### [Entries supplied]
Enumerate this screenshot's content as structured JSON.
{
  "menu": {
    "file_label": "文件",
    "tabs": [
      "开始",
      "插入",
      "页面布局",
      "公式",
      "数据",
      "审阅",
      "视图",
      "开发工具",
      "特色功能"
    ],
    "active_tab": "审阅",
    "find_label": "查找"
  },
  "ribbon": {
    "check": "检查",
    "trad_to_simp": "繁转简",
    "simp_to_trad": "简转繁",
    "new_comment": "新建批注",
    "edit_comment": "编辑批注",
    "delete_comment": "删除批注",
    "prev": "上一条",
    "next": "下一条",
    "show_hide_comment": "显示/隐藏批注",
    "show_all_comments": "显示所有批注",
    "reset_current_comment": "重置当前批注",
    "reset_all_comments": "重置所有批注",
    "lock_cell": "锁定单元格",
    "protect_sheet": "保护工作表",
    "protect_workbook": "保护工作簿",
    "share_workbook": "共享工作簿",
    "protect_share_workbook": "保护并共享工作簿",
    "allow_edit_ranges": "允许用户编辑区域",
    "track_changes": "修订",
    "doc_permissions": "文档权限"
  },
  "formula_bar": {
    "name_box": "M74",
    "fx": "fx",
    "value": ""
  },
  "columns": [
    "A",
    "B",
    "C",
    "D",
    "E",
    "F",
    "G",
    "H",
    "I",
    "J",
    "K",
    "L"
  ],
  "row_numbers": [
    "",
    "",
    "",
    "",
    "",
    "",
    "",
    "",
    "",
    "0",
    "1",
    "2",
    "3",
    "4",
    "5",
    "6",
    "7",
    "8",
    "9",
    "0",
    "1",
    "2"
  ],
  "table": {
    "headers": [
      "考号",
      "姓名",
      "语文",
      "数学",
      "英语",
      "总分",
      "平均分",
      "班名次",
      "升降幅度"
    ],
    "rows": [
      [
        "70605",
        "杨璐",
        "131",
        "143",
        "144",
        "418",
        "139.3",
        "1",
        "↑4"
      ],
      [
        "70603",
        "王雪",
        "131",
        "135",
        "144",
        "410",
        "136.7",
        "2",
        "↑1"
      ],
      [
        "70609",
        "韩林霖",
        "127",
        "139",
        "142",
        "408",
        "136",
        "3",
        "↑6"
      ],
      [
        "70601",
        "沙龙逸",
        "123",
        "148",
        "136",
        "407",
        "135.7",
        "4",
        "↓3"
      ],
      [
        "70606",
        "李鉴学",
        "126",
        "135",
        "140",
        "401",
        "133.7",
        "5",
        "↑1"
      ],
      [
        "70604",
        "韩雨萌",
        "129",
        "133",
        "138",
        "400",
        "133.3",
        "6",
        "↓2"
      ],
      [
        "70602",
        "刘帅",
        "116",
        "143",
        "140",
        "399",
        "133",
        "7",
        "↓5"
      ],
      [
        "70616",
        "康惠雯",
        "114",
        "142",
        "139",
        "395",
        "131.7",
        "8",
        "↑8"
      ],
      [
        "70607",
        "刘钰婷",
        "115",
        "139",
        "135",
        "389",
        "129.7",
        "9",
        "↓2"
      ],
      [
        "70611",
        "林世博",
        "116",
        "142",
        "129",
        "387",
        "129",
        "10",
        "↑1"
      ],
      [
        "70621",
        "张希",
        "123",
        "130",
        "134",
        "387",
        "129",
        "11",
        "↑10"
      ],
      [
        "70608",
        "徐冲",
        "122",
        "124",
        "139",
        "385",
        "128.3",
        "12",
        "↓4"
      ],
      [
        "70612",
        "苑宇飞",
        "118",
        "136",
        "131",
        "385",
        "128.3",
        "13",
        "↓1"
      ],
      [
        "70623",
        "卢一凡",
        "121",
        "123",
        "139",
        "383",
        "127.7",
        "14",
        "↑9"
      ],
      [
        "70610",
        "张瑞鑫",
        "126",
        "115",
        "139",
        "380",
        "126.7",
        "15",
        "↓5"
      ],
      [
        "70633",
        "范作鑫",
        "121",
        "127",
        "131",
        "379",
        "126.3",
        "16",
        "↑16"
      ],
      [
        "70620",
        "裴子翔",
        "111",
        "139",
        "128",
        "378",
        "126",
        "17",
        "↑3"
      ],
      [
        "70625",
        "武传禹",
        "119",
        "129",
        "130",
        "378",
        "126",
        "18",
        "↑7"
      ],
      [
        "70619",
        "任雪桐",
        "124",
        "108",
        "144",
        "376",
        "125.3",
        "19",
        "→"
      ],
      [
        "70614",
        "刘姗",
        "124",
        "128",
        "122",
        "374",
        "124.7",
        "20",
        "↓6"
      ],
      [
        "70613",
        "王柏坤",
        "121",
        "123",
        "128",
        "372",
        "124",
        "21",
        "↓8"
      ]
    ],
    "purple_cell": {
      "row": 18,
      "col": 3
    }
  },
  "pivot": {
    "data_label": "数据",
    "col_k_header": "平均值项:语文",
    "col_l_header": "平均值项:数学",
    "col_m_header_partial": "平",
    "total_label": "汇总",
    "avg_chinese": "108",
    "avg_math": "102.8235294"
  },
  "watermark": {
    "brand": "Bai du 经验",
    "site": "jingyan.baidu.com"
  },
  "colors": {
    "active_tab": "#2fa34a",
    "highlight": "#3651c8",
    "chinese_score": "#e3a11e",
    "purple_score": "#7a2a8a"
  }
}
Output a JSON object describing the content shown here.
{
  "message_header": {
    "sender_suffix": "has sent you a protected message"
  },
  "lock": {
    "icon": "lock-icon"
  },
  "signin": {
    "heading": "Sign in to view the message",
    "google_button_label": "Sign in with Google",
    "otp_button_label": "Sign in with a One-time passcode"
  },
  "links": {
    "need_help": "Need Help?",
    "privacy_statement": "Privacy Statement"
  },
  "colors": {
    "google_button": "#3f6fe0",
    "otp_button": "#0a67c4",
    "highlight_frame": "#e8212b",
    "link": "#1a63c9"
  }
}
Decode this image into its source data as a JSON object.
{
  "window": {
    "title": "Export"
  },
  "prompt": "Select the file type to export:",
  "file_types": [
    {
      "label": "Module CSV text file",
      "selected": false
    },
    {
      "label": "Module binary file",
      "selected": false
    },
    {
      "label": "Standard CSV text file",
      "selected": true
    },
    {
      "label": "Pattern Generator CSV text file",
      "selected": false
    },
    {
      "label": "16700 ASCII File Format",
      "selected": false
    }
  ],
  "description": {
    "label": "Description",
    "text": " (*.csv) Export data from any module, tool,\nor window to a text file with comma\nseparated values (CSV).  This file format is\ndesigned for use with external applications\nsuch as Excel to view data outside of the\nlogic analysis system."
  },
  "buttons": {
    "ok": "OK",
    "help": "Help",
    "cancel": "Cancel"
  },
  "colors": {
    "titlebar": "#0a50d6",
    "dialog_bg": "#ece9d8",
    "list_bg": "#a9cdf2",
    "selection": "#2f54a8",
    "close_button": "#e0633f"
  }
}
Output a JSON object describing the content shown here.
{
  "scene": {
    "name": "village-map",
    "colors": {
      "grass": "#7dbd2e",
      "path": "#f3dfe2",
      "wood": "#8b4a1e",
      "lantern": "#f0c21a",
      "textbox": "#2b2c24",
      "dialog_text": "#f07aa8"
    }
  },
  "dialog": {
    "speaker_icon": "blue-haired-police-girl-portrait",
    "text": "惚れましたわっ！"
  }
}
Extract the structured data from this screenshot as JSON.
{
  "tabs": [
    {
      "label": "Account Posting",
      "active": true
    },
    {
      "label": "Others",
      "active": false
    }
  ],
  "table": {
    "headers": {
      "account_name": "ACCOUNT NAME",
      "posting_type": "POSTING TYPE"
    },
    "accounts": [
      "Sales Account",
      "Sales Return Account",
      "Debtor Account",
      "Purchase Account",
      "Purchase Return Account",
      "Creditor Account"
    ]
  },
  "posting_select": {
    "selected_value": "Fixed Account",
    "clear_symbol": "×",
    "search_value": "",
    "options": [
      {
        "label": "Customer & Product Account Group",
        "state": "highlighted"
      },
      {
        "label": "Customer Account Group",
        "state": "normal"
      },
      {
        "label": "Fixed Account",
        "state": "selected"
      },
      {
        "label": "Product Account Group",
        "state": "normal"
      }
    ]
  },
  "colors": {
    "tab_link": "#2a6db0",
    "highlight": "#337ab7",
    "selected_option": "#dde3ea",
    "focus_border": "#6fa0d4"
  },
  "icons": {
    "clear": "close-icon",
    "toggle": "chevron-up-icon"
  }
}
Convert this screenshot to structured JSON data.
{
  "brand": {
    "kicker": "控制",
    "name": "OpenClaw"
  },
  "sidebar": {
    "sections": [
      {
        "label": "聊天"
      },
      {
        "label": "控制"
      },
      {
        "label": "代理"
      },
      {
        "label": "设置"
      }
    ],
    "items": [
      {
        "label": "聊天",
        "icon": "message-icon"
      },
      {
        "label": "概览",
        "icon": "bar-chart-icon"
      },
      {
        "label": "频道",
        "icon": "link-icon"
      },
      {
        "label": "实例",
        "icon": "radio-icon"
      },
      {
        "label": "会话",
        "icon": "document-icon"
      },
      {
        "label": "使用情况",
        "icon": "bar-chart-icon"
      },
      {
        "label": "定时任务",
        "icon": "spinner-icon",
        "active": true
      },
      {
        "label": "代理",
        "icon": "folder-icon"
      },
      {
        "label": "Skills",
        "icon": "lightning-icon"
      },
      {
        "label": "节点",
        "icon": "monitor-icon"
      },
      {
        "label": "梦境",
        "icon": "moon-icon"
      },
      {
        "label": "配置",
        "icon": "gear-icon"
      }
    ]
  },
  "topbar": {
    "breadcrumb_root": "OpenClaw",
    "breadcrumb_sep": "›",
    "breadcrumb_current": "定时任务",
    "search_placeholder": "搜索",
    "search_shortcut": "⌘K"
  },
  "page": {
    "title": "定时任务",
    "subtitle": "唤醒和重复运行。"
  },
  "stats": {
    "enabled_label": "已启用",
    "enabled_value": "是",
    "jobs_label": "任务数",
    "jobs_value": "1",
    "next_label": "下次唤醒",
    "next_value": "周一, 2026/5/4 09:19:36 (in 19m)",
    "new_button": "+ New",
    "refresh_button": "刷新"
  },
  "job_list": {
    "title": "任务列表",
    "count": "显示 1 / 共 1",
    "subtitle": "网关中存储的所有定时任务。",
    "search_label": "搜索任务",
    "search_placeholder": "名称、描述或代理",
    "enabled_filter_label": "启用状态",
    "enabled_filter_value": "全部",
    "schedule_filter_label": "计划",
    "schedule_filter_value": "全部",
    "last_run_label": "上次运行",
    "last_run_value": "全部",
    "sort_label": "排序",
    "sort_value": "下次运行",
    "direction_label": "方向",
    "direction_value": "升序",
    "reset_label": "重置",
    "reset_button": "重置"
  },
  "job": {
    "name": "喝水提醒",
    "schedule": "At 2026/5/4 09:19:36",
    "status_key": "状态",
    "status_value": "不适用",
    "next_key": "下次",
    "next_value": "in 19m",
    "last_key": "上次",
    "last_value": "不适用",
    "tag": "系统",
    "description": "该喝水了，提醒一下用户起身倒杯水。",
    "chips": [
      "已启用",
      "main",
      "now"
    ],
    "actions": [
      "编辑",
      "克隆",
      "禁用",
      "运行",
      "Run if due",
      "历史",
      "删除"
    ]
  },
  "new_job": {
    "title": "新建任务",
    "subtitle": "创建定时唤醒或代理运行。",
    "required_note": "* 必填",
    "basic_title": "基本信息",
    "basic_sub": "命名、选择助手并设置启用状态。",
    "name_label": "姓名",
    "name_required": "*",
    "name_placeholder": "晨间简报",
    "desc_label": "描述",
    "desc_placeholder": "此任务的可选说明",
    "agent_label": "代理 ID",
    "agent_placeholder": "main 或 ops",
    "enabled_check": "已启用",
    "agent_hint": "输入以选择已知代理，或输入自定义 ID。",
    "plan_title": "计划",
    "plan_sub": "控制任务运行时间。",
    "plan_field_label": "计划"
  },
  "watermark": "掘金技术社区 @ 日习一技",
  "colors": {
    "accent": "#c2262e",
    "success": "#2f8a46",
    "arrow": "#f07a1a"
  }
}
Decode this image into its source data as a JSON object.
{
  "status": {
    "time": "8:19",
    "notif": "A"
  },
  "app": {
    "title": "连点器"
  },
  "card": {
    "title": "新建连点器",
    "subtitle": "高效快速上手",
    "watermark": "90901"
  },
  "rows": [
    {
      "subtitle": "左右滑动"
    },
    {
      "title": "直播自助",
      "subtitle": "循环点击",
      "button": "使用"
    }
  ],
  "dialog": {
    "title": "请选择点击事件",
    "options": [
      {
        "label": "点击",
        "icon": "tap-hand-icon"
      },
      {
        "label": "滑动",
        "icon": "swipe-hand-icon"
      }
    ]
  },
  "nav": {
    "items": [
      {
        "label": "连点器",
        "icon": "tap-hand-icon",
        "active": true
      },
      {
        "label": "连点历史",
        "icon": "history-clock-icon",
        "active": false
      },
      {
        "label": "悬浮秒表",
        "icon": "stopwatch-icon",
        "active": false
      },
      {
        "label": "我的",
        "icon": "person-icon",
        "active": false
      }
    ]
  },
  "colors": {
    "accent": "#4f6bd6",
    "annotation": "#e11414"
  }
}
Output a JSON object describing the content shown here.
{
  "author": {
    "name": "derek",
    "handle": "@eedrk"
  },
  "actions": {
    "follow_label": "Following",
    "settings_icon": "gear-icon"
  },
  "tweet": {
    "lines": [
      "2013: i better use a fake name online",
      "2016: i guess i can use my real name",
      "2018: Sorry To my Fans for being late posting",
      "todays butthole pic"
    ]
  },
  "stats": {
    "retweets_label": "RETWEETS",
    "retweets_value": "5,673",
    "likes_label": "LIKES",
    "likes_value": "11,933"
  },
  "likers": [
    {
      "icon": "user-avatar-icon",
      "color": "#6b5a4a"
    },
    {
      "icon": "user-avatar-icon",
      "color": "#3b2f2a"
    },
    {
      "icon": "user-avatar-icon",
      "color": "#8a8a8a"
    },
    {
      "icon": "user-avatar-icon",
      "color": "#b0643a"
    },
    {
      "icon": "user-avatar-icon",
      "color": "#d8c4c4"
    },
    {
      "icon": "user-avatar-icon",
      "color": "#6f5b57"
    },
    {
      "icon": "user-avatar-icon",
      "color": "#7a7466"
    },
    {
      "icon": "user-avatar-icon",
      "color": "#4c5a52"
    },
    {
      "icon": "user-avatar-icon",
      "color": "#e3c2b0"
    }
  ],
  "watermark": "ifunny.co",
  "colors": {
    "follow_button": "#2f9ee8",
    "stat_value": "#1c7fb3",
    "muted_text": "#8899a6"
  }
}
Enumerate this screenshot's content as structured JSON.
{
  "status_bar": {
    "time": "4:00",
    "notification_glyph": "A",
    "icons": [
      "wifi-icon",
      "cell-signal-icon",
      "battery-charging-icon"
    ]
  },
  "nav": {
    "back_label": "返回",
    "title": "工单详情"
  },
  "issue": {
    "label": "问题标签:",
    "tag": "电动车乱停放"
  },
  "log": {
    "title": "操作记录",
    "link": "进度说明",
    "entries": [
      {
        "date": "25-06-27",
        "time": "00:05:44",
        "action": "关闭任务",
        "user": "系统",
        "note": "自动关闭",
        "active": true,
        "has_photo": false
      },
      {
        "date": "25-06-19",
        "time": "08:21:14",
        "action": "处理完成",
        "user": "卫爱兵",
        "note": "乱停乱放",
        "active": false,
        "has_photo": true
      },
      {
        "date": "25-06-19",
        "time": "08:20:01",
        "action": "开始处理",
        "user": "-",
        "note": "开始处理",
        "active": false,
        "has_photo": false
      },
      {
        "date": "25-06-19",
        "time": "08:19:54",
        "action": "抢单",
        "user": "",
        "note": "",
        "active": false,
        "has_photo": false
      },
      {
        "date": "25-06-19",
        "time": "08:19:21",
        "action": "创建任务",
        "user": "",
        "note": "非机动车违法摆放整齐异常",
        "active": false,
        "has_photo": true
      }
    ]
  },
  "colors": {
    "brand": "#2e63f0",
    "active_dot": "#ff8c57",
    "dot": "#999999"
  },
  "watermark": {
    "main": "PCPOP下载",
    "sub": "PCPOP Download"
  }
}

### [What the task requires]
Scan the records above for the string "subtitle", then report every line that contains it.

### [Response to this task]
    "subtitle": "唤醒和重复运行。"
    "subtitle": "网关中存储的所有定时任务。",
    "subtitle": "创建定时唤醒或代理运行。",
    "subtitle": "高效快速上手",
      "subtitle": "左右滑动"
      "subtitle": "循环点击",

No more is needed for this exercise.